Take the JR to Himeji and change to the line going to Ako. You might have to change at Aioi. From the Ako station walk straight ahead to the castle. From the castle go left and you will see an amusement park in the distance to the right. Ahead there is a lighthouse on a hill. Walk towards the lighthouse, any way will do. Once you get near the lighthouse you can go up or down. Down will take you to a very nice walk along the sea.
This can be done in a long day, but an overnight stay may be better. Ise is one of the oldest and most sacred Shinto shrines and Toba is noted for pearls. Take the JR to Osaka and change to the Loop Line. On the Loop Line get off at Tsuruhashi and change to the Kintetsu Line going to Toba. Take the Limited express. There is an additional charge depending on which train you take. Nice ride through mountains and countryside.
At Toba station there is an island a short walk away. On this island there is a museum about pearls and pearl diving exhibitions, interesting, but it may get really crowded. There are boat tours available and some good walking up in the hills.
On the way to Toba you will pass Ise. There are many maps and directions to the shrines from the station. The main shrine is one of the oldest in Japan.
This place is a little different, a little out of the way and worth the trip. It is noted for lacquer ware which comes in all shapes and sizes. It is really a fishing town and has a great morning market with all sorts of crawling things for sale. If you go to Kanazawa, you might want to keep on going up the Noto Peninsula to Wajima. There is a beach and an interesting walk along the rocky shore. Good views of the Japan Sea and Wajima Harbour from the hills.

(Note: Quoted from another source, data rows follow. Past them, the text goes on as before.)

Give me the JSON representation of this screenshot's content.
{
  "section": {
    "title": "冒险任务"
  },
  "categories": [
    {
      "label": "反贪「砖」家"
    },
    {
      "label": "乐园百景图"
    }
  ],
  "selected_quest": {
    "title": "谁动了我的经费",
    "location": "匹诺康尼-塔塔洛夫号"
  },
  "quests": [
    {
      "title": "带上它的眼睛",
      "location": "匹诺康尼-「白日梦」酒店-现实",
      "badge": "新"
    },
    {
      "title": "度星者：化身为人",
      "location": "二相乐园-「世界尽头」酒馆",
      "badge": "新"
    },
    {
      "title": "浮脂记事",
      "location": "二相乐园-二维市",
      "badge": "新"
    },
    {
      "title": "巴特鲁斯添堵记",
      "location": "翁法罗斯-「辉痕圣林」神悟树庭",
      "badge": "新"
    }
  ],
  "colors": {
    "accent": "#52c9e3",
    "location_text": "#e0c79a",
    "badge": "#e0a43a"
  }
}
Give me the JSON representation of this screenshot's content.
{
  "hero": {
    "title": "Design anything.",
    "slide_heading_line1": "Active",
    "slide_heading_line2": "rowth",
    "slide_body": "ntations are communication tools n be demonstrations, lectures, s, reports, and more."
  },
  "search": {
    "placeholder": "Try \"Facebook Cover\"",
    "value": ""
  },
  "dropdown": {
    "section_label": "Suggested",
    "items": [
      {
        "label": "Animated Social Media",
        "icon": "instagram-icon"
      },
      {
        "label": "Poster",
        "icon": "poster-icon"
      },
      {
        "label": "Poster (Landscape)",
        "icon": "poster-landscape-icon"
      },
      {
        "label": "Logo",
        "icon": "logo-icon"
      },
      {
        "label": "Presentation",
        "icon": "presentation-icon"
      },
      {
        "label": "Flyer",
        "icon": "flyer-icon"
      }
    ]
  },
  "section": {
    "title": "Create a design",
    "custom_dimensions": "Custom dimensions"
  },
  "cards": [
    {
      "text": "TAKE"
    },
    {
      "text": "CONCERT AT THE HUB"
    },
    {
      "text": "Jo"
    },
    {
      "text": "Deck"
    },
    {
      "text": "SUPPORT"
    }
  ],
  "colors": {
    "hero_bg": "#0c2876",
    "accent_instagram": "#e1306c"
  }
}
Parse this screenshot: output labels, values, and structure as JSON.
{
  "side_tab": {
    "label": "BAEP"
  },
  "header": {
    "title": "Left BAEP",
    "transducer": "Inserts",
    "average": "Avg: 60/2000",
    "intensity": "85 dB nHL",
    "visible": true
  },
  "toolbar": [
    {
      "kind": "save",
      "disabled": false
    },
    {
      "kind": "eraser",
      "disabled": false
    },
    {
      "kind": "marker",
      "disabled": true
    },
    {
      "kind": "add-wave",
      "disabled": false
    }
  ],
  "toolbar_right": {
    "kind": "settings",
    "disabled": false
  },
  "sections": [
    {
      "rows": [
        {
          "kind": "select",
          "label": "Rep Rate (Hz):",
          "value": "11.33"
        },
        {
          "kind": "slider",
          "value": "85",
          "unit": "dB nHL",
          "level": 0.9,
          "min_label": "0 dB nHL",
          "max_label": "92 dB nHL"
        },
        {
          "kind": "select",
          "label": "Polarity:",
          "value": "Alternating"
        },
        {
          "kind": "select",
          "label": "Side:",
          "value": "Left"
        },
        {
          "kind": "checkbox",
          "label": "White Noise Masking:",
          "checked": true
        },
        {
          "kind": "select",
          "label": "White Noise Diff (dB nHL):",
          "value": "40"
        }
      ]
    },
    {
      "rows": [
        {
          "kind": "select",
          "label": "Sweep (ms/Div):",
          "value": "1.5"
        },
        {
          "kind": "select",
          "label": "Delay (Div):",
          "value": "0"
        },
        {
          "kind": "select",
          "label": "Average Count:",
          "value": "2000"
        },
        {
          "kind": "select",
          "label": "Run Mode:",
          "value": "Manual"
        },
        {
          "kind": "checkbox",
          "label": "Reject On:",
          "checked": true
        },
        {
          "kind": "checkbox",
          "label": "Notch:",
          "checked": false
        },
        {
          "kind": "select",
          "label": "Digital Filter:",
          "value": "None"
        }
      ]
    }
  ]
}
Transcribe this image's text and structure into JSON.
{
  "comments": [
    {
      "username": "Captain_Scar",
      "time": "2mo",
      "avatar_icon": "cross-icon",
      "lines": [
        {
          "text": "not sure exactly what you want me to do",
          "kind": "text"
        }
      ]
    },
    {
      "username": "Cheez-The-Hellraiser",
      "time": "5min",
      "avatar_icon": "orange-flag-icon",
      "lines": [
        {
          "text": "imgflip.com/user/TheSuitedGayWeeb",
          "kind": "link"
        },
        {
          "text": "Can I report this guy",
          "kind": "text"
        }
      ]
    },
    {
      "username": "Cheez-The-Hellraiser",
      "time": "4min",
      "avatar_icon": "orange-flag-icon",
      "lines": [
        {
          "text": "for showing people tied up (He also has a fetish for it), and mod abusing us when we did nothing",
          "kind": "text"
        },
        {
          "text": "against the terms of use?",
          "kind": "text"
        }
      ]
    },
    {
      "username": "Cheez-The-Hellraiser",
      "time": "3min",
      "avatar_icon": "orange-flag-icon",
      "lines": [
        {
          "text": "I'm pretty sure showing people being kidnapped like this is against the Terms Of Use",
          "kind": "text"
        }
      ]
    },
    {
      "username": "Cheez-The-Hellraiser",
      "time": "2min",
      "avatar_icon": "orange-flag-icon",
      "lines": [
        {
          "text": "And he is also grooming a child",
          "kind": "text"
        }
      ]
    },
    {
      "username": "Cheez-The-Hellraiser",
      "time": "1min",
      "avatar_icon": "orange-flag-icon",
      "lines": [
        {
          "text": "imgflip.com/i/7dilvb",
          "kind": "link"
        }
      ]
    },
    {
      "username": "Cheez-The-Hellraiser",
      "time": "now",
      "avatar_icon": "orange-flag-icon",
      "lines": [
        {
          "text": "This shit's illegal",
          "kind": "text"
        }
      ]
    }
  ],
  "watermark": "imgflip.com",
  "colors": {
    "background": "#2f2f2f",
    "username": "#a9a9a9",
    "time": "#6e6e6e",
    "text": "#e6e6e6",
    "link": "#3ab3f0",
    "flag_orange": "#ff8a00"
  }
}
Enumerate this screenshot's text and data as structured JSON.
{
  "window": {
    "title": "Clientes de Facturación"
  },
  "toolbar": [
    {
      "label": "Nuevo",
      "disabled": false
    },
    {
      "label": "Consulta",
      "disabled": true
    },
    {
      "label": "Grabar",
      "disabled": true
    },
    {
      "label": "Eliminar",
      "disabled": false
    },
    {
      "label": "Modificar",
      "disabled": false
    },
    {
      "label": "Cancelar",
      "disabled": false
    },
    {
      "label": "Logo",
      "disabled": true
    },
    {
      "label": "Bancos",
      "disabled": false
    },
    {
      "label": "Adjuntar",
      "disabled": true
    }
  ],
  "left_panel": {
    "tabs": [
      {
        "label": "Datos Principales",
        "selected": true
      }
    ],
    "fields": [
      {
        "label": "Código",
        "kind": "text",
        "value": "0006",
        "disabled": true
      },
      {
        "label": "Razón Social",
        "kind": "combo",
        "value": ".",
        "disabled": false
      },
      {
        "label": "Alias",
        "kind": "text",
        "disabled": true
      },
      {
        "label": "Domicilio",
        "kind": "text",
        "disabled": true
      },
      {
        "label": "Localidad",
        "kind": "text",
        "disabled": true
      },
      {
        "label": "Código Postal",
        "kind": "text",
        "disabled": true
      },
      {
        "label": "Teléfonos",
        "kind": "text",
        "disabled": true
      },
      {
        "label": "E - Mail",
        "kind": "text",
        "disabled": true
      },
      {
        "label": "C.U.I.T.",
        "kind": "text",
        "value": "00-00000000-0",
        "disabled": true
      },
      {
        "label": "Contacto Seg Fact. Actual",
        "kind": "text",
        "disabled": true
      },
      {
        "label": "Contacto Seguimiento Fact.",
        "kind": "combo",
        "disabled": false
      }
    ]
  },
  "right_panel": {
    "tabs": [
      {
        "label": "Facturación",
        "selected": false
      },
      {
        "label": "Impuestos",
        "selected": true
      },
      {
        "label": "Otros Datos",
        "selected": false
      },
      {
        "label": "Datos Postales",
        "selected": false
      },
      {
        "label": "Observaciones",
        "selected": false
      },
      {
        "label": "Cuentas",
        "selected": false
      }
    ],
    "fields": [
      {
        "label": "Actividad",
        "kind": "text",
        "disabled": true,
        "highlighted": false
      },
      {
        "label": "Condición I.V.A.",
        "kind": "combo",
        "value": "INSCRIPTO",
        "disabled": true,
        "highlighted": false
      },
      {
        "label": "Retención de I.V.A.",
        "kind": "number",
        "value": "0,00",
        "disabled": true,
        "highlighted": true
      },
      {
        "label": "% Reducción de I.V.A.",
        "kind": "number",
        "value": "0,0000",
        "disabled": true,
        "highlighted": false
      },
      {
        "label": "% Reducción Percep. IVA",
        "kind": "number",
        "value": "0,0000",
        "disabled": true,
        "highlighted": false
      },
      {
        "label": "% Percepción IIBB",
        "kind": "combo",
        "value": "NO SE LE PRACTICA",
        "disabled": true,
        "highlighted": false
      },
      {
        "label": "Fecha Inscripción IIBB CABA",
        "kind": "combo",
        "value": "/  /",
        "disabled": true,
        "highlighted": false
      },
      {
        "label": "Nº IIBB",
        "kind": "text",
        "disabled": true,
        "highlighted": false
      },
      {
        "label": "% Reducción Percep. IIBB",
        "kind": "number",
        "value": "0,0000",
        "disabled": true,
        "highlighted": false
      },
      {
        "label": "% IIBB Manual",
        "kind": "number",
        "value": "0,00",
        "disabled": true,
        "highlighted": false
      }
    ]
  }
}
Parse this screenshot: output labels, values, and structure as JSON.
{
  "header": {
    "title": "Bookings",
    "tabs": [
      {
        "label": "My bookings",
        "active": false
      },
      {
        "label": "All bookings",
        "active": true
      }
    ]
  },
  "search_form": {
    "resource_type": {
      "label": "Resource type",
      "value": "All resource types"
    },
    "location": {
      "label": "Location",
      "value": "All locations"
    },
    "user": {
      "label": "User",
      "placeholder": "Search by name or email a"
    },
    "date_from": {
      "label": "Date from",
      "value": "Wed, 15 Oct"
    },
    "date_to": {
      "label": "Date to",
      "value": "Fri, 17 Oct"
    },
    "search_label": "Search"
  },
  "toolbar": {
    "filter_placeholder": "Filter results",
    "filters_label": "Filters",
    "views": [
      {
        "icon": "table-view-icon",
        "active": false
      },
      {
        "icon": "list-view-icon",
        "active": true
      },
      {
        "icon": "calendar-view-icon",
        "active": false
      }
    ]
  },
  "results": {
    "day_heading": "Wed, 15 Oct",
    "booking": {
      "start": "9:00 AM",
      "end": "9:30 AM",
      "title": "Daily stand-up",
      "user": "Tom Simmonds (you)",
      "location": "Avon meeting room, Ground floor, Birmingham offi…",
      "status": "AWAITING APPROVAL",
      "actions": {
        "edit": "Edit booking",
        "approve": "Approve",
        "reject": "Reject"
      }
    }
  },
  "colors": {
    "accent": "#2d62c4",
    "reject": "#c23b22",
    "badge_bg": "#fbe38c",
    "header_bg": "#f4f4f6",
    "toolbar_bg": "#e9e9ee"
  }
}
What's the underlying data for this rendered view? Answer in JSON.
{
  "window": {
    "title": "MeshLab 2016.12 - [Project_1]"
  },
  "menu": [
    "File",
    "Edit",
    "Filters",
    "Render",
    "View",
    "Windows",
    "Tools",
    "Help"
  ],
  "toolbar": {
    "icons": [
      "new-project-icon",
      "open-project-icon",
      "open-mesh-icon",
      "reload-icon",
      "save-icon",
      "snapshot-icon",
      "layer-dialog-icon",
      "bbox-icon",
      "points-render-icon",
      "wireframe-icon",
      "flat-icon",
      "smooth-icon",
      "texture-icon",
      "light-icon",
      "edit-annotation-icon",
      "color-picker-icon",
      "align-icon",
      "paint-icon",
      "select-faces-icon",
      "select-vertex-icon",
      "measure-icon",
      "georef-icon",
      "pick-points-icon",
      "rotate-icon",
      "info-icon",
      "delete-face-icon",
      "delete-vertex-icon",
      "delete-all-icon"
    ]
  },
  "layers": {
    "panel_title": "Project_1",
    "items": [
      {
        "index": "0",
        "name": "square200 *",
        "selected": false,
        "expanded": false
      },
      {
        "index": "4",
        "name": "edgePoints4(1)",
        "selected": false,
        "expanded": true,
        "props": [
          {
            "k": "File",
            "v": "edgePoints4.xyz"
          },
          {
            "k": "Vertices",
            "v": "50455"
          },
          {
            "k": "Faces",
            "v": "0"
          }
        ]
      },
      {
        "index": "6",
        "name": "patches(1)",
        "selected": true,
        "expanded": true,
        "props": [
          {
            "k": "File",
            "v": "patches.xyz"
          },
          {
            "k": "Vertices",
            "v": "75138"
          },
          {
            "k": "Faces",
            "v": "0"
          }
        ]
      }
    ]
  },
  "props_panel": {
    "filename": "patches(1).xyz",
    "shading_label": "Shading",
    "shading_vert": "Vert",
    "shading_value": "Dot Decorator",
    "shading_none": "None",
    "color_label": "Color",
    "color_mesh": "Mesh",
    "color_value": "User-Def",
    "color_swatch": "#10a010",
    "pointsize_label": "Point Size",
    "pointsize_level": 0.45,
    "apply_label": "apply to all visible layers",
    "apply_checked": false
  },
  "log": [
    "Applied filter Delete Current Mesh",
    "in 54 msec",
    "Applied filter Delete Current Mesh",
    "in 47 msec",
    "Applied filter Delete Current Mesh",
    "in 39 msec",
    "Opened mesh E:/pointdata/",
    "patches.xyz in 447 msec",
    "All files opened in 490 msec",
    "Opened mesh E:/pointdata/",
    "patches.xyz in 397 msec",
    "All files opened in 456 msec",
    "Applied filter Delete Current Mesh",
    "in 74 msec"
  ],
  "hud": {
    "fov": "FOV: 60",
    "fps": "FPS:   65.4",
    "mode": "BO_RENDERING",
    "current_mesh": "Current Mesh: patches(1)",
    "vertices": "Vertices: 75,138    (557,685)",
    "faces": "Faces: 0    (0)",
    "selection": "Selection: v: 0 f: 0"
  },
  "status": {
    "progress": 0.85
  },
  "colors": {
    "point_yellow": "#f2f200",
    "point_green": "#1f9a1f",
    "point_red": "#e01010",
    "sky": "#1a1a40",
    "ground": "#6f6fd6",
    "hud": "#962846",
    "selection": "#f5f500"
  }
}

From Kanazawa take the JR or the Moto line to Wajima (the last stop). You may have to change depending on the train you take.
One possible trip is to return by way of Takayama; spend a night in Kanazawa, another in Wajima and a third in Takayama.
A castle town on the Japan Sea and next to a large lake. A short way out of town by bus is a river gorge with interesting rock formations and very interesting statues carved into the rocks. A long trip but worth it.
From Okayama take the San-in Line to Matsue (about 3 hours). There is plenty of accommodation available.
If you are in Matsue you might as well go to Izumo which is the next station to the west. About an hour by train. In Izumo there is a very ancient shrine which is very large and simple. A short bus ride away is a lighthouse with some wonderful views of the Japan Sea.
This is good for some serious hiking or beach sitting. Or spend two days and do both. It is very easy to get to. Take the JR to Omi-Miako. There is one train a day that leaves from Sannomiya and goes directly there about 9.30 am. That’s the quickest way. If you miss that, change at Kyoto for the train to Omi-Miako. At Omi-Miako the beach is one way the mountains are the other. The beach is very long and you can pick your spot depending on the amount of company you want. For the mountains just walk through the rice fields (there is a road) to a very busy highway. At the highway turn left and you will come to a river (there may not be any water). At the river turn right and walk uphill.
This can be a long walk and there is a bus that runs about every hour. It is about an hour’s walk with only one turn; when you come to a house with some vending machines, turn right. This will bring you to a ski-lift. The ski-lift takes you to a rope way, which takes you to the end of the the rope way. There you will find all kinds of trails leading in many different directions. This is not easy walking but it is deep woods, cold streams, a few monkeys and places to camp. At the top of the rope way there is a limited restaurant to the right. There is no map at the top, but trails are well marked in kanji. It would be best to have some kind of map before you start walking. There are probably other ways down but the rope way, ski-lift, and bus is probably the simplest and most relaxing. You can walk for as long as you like on top.